Demarcus Gregory - FR: 11 targets/4 catches (36.4%)/87 yards/0 TDs/21.8 ypc/7.9 ypt
Jason Pellerin - SR: 11 targets/8 catches (72.7%)/73 yards/1 TD/9.1 ypc/6.6 ypt
Octavious Cooley - SR: 11 targets/7 catches (63.6%)/65 yards/0 TDs/9.3 ypc/5.9 ypt
The stat: ....basically just stop Elijah Moore
If the Rebels take to the air to open up the ground game, there’s a 33% chance it’s going to one guy: Elijah Moore. He literally is the intended target of 33% of all passes this season, more targets than the next FOUR most-targeted-receivers COMBINED. His 65% catch rate is solid, especially for such a high-usage receiver, and his 49% success rate means that he finds a way to get the yards needed, either via route design or by eluding tacklers. Ole Miss will sprinkle in a few targets to the tight ends to break up the obvious game plan, but the real threat is Moore.
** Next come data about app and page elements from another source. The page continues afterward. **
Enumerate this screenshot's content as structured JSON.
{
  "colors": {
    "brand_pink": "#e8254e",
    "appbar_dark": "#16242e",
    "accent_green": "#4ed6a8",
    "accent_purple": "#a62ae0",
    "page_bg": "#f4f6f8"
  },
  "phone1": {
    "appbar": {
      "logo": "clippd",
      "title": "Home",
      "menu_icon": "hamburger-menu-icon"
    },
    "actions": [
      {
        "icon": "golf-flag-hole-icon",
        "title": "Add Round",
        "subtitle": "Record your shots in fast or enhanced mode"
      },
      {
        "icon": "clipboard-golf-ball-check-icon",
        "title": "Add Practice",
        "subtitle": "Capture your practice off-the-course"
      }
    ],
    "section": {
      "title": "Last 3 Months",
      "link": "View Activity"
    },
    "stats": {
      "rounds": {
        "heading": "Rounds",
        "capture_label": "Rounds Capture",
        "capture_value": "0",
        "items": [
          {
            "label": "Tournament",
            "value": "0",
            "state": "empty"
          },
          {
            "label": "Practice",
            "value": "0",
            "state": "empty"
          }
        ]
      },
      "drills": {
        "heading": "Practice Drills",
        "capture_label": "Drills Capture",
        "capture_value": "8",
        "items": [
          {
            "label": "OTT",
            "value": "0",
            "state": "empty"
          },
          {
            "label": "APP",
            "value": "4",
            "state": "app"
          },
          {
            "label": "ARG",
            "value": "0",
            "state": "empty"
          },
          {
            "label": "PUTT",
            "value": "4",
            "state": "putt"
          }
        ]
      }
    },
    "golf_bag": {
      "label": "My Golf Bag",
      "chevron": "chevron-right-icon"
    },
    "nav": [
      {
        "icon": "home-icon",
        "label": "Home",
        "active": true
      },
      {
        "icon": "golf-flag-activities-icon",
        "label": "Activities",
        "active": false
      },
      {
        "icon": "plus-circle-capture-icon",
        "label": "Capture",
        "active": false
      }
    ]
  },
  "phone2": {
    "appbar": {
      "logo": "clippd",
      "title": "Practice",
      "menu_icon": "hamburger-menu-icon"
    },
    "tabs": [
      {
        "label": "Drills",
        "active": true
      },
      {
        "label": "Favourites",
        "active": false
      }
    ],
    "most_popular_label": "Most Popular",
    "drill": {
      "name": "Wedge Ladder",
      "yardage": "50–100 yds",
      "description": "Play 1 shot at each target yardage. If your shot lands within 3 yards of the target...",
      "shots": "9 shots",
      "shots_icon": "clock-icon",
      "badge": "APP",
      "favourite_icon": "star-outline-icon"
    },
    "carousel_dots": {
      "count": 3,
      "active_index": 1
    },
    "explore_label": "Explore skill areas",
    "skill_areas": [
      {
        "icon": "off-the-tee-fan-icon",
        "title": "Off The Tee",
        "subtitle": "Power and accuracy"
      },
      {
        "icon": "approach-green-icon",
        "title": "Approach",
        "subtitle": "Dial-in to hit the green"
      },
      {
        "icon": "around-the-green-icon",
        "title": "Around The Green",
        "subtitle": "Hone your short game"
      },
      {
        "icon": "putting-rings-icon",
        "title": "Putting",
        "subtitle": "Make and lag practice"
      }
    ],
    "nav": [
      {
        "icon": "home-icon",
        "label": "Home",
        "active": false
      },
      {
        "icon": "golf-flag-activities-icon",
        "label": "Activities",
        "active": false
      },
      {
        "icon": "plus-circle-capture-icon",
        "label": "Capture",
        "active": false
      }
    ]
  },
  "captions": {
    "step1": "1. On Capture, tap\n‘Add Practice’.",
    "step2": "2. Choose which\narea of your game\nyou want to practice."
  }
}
I’m not saying another receiver can’t have a career day against the Tiger secondary, but nearly half-way through the season Ole Miss has proven to be one-dimensional in the pass game.
Michael Howard - R-SR
Nick Broeker - FR
Royce Newman - R-JR
Jalen Cunningham - R-FR
Eli Johnson - R-JR
Bryce Ramsey - FR
Ben Brown - R-SO
Chandler Tuitt - R-JR
Alex Givens - R-SR
Bryce Matthews - R-JR
The stat: explosive plays
“Jeez, Nate, how many times are you going to cite explosive plays as a key stat?” Well, dear reader, as long as it is a strength of our opponent and the single flaw the Tiger defense has, I will continue to do so. We all saw what happens when the defense is out of position and misses tackles, and now that the Tigers’ top tackler is out for the year, Mizzou will be relying on a new face to get the defense in line and make a play on every snap. Ole Miss, by the way, specializes in explosive plays: 42nd in overall explosiveness, 4th in rushing explosiveness, 28th in explosive plays on standard downs. That’s good because the Rebel offensive line is less than stellar: 73rd in power success rate, 99th in stuff rate, 102nd in line yards per carry, 100th in sack rate. The Missouri defensive line needs to feast to keep pressure off of Cale Garrett’s replacement, and so far this season, the Rebel offensive line is a buffet of havoc opportunities.